** RECORDS TO PROCESS follows **

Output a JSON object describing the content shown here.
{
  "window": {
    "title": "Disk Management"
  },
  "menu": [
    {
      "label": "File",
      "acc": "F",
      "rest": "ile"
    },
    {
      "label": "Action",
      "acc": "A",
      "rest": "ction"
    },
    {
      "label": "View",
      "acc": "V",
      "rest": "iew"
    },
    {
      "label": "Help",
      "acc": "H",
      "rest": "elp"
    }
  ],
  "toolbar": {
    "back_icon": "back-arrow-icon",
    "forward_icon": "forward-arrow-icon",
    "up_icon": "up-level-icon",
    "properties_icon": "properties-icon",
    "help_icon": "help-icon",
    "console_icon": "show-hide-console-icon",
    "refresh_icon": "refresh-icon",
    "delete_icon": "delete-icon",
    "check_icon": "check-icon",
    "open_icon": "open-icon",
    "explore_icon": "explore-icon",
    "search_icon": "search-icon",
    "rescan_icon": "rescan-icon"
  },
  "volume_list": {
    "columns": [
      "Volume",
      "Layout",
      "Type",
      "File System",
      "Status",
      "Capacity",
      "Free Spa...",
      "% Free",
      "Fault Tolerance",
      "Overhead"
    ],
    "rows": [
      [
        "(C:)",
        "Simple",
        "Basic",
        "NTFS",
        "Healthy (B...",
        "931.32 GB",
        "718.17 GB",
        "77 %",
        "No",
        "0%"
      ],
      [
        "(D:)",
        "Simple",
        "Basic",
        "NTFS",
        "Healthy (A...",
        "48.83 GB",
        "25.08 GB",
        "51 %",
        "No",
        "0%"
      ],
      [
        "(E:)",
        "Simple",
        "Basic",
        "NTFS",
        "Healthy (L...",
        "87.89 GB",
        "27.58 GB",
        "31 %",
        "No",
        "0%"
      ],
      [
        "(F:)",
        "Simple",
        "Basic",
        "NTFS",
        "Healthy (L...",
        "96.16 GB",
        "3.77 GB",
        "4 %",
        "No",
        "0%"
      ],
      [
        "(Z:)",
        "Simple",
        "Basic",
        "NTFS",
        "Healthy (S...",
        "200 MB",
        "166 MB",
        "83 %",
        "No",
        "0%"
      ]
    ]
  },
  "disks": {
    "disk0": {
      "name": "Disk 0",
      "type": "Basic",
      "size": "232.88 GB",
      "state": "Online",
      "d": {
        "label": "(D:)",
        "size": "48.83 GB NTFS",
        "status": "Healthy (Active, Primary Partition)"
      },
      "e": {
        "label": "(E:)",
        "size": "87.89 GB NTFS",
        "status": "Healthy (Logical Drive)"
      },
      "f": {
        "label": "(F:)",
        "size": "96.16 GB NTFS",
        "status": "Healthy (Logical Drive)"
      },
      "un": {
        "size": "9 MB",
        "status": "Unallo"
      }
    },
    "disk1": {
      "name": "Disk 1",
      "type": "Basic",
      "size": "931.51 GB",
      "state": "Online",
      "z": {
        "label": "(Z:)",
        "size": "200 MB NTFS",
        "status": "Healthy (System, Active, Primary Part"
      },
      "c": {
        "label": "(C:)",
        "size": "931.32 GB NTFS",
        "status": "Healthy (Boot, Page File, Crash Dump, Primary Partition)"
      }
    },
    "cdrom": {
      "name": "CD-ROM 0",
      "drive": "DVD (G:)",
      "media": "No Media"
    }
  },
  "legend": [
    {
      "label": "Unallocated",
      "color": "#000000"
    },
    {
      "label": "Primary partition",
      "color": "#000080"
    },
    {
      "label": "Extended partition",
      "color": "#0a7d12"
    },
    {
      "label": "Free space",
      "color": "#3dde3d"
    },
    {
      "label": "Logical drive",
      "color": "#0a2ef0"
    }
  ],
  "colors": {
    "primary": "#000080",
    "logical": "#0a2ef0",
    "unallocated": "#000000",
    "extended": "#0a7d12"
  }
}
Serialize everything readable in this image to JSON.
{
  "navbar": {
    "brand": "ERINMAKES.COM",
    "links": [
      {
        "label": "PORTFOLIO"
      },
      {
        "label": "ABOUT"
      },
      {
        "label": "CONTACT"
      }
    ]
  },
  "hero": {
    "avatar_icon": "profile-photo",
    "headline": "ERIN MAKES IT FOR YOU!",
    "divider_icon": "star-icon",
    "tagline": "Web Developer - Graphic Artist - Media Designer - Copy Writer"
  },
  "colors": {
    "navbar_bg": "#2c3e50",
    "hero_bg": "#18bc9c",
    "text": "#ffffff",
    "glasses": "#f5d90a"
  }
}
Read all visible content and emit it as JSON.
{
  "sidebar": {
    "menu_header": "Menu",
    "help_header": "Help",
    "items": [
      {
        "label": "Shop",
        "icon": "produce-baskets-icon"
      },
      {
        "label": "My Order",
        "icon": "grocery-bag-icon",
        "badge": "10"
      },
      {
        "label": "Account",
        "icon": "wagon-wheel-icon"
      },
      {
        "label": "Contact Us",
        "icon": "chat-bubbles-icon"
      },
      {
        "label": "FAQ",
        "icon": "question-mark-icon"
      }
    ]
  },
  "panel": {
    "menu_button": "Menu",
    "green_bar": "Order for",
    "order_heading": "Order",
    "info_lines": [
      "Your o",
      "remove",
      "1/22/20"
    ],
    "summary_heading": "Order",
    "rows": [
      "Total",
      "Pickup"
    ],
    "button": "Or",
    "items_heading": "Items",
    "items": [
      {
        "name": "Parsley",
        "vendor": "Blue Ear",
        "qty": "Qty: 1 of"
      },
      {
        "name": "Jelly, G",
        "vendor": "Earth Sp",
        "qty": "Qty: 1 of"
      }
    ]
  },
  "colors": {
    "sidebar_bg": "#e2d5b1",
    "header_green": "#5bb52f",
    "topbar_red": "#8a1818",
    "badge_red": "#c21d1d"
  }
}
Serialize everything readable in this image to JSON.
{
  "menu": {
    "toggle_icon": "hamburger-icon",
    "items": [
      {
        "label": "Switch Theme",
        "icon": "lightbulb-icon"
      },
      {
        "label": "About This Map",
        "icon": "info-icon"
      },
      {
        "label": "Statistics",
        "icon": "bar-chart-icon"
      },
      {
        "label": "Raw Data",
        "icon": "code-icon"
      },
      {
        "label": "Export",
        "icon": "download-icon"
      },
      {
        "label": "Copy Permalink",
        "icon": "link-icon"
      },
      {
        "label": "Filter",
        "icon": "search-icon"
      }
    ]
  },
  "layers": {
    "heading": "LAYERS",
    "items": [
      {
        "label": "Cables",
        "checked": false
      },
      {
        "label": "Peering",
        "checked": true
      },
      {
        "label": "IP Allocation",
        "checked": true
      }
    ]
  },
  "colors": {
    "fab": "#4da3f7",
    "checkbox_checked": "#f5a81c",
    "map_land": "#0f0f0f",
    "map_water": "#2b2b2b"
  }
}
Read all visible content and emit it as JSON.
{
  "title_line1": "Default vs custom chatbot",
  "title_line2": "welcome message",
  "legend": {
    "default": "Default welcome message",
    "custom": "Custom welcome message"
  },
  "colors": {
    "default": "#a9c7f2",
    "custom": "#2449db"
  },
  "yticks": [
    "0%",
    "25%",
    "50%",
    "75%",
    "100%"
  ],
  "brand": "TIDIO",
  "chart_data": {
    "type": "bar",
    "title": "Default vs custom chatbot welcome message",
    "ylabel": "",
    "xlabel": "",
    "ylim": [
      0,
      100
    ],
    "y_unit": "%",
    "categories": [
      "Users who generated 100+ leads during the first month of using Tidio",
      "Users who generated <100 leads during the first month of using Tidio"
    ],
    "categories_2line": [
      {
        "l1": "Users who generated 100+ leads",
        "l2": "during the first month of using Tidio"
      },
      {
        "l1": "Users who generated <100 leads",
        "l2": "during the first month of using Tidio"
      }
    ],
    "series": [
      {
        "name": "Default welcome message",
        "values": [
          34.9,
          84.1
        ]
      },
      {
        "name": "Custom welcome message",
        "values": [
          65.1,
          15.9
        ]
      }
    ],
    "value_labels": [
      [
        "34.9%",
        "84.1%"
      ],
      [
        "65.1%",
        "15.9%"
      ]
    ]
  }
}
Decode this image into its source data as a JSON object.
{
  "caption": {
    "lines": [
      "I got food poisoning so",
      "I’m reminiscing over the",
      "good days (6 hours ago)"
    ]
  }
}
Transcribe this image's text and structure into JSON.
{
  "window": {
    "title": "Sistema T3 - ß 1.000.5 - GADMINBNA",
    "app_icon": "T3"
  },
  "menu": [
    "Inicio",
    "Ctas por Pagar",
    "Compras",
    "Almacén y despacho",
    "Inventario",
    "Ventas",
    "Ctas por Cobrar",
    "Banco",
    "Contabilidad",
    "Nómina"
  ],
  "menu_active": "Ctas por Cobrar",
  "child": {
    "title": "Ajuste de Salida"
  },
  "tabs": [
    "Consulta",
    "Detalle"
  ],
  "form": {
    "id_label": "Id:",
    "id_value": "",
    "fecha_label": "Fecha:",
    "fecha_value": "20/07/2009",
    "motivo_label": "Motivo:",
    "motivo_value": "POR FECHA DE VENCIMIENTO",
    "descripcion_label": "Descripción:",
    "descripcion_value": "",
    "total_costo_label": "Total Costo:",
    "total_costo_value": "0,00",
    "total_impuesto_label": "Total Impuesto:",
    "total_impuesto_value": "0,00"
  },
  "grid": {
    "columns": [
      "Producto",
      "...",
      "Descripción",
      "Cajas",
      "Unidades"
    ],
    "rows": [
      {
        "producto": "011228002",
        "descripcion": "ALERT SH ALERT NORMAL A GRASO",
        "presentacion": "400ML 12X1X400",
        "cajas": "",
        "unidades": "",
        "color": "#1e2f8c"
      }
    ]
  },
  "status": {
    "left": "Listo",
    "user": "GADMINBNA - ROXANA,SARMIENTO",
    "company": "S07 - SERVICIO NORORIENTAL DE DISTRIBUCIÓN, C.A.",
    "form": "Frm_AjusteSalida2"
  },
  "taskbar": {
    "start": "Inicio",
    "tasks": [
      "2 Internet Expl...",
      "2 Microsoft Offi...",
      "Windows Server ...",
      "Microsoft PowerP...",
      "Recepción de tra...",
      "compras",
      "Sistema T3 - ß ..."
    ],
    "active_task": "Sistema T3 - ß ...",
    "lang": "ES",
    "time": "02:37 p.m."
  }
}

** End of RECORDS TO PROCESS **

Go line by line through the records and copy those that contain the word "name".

      "name": "Disk 0",
      "name": "Disk 1",
      "name": "CD-ROM 0",
        "name": "Parsley",
        "name": "Jelly, G",
        "name": "Default welcome message",
        "name": "Custom welcome message",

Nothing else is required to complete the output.